Representatives of the Göteborg Organ Art (GOArt) Center in Sweden, Hans Davidsson and Henk van Eeken, have expressed interest in collaborating with the IOHIO in the documentation of a Oaxacan organ considered a candidate for restoration. The high standards established by GOArt in their documentation techniques could serve as a model in Oaxaca and elsewhere in Mexico and raise consciousness about the importance of precise records. Europeans are especially sensitive to this issue because so many of their historic organs have been lost or irreparably altered before they were properly documented Therefore it is important to take measures now in order to prevent the same fate befalling Mexico.
The IOHIO feels privileged to have been able to provide a forum in which so many people interested in the topic of historic organs could establish personal connections and come to feel part of an international community. Many participants had never met before, and for several, this was the first trip to Mexico. The Festival was so well-received that it will be an annual event and will once again be programmed with another Conference on the theme of organ restoration, from November 21 – 25, 2002. The Second Conference will focus on the Interpretation and Implementation of the Restoration Code and will include several field trips to see and hear historic organs. The unqualified success of the Conference has in no way signified a conclusion, however, but rather an inspiration for continuing activity.
The IOHIO is grateful for the support of the following institutions:
Consejo Nacional para las Artes y la Cultura (CONACULTA)
Instituto Nacional de Bellas Artes (INBA)
Instituto Nacional de Antropología e Historia (INAH)
Instituto Oaxaqueño de las Culturas (IOC)
Secretaría de Desarrollo Turístico del Estado de Oaxaca (SEDETUR)
Fideicomiso Amigos de Oaxaca A.C.
Arquidiócesis de Oaxaca
Embassy of Spain in México
Embassy of France in México
Embassy of the Netherlands in México
Embassy of Uruguay in México
Eastman School of Music
Göteborg Organ Art Center
Líneas Aéreas TACA
Líneas Aéreas de Bolivia
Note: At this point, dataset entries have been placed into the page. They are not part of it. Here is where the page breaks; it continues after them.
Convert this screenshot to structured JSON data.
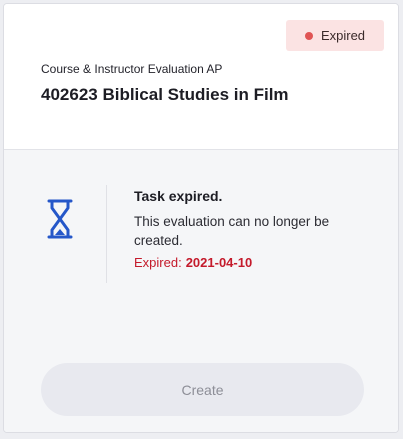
{
  "header": {
    "status_badge": "Expired",
    "subtitle": "Course & Instructor Evaluation AP",
    "title": "402623 Biblical Studies in Film"
  },
  "task": {
    "icon": "hourglass-icon",
    "title": "Task expired.",
    "description": "This evaluation can no longer be created.",
    "expired_label": "Expired:",
    "expired_date": "2021-04-10"
  },
  "actions": {
    "create_label": "Create"
  },
  "colors": {
    "accent_blue": "#2557c9",
    "expired_red": "#c41a2b",
    "badge_bg": "#fbe3e3",
    "badge_dot": "#e05454"
  }
}
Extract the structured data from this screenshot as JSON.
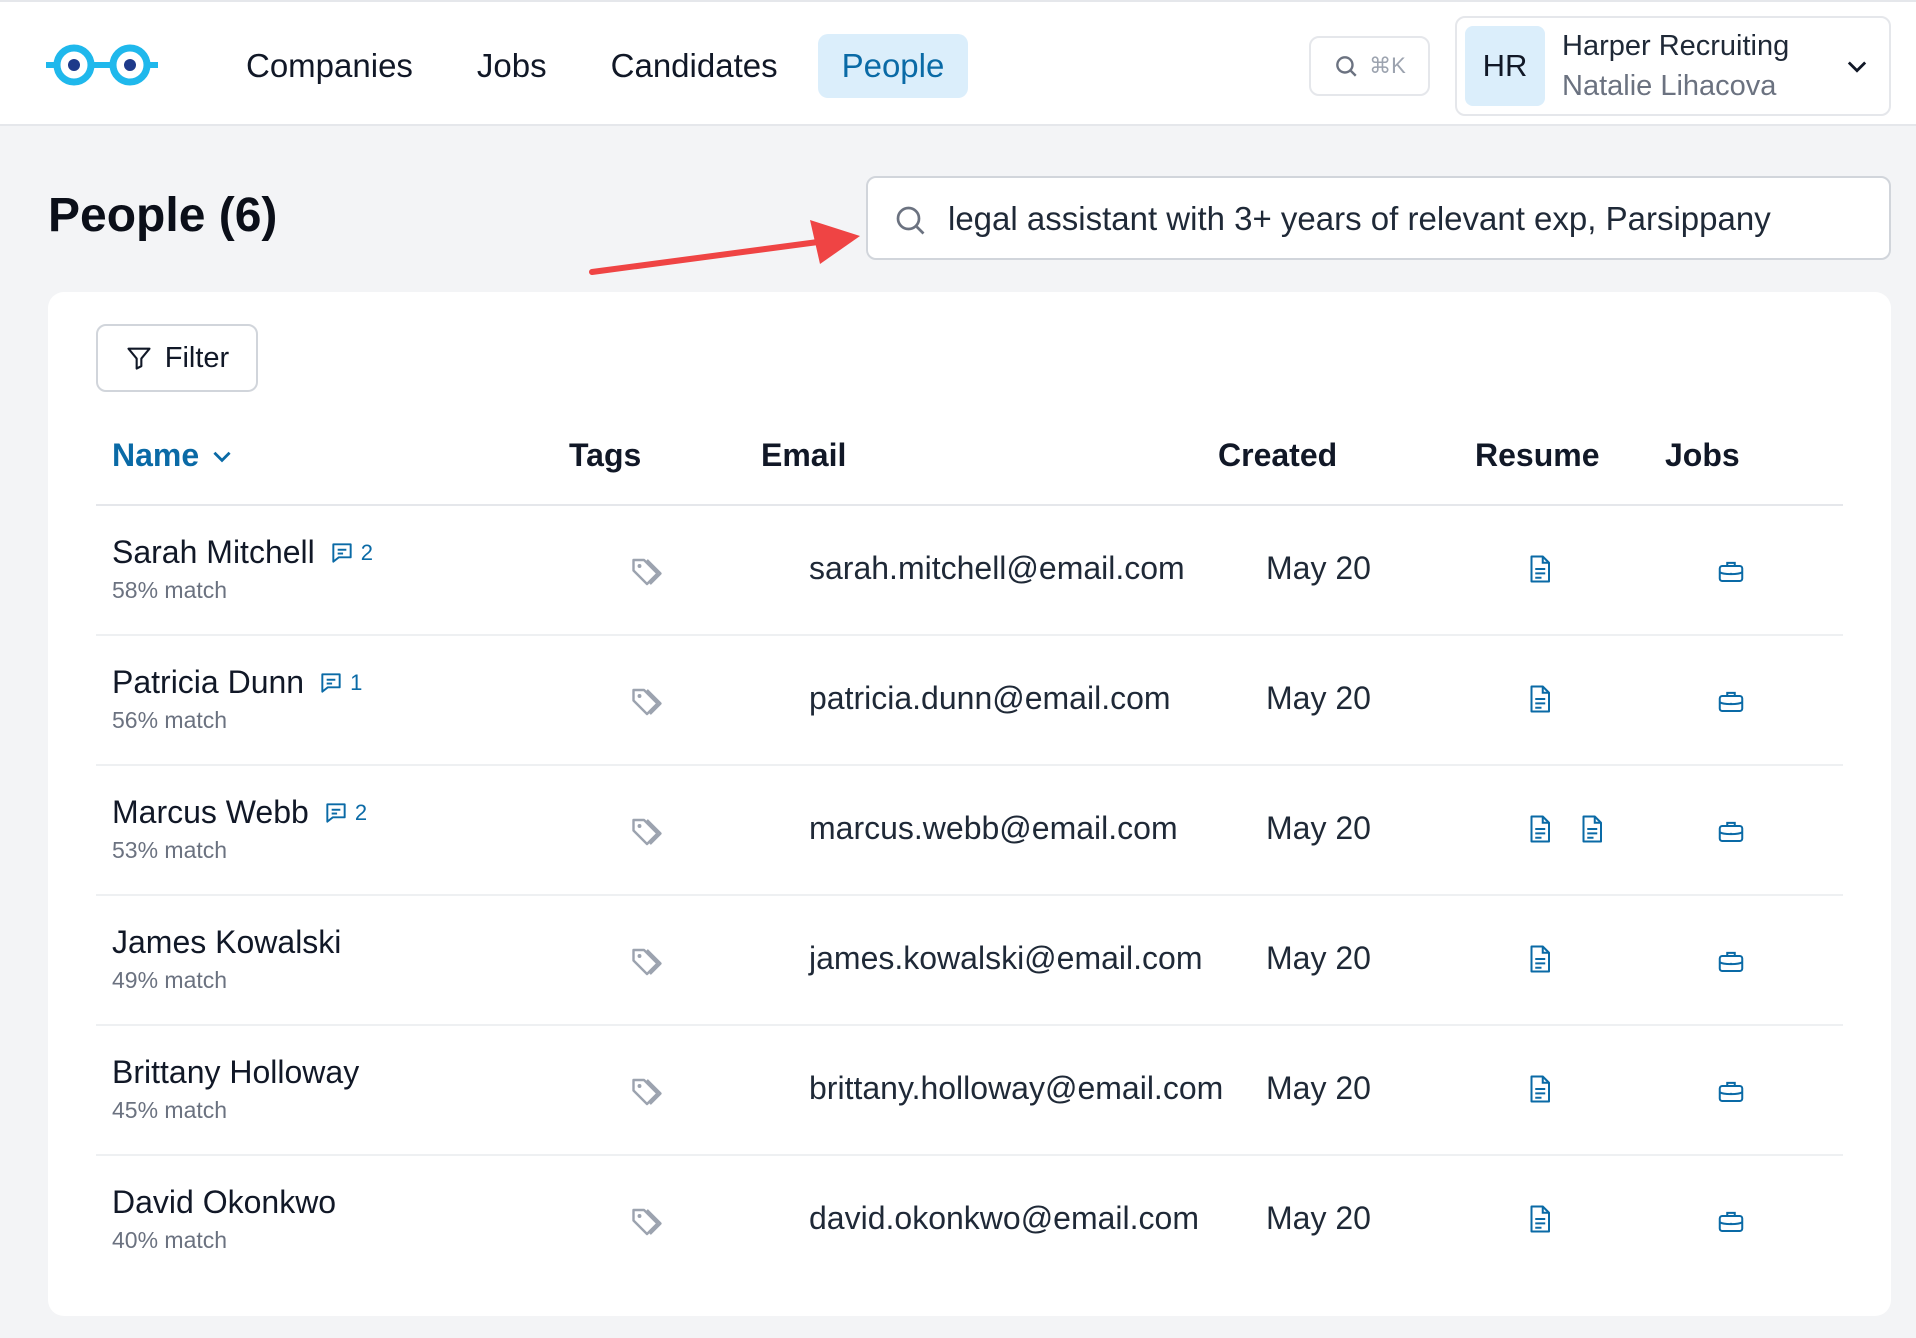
{
  "colors": {
    "accent": "#0a6aa6",
    "active_nav_bg": "#dbeefb",
    "logo": "#1fb8ec",
    "arrow": "#ef4444"
  },
  "nav": {
    "items": [
      {
        "label": "Companies",
        "active": false
      },
      {
        "label": "Jobs",
        "active": false
      },
      {
        "label": "Candidates",
        "active": false
      },
      {
        "label": "People",
        "active": true
      }
    ]
  },
  "command_palette": {
    "icon": "search-icon",
    "shortcut": "⌘K"
  },
  "account": {
    "initials": "HR",
    "org_name": "Harper Recruiting",
    "user_name": "Natalie Lihacova",
    "icon": "chevron-down-icon"
  },
  "page": {
    "title": "People (6)",
    "search_value": "legal assistant with 3+ years of relevant exp, Parsippany"
  },
  "filter": {
    "label": "Filter",
    "icon": "filter-icon"
  },
  "table": {
    "columns": {
      "name": "Name",
      "tags": "Tags",
      "email": "Email",
      "created": "Created",
      "resume": "Resume",
      "jobs": "Jobs"
    },
    "rows": [
      {
        "name": "Sarah Mitchell",
        "comments": "2",
        "match": "58% match",
        "email": "sarah.mitchell@email.com",
        "created": "May 20",
        "resumes": 1
      },
      {
        "name": "Patricia Dunn",
        "comments": "1",
        "match": "56% match",
        "email": "patricia.dunn@email.com",
        "created": "May 20",
        "resumes": 1
      },
      {
        "name": "Marcus Webb",
        "comments": "2",
        "match": "53% match",
        "email": "marcus.webb@email.com",
        "created": "May 20",
        "resumes": 2
      },
      {
        "name": "James Kowalski",
        "comments": null,
        "match": "49% match",
        "email": "james.kowalski@email.com",
        "created": "May 20",
        "resumes": 1
      },
      {
        "name": "Brittany Holloway",
        "comments": null,
        "match": "45% match",
        "email": "brittany.holloway@email.com",
        "created": "May 20",
        "resumes": 1
      },
      {
        "name": "David Okonkwo",
        "comments": null,
        "match": "40% match",
        "email": "david.okonkwo@email.com",
        "created": "May 20",
        "resumes": 1
      }
    ]
  }
}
Corporación Oaxaqueña de Radio y Televisión (CORTV)
Caminos y Puentes Federales (CAPUFE)
We are also grateful for the support of the following Oaxacan business:
Proveedora Gráfica de Oaxaca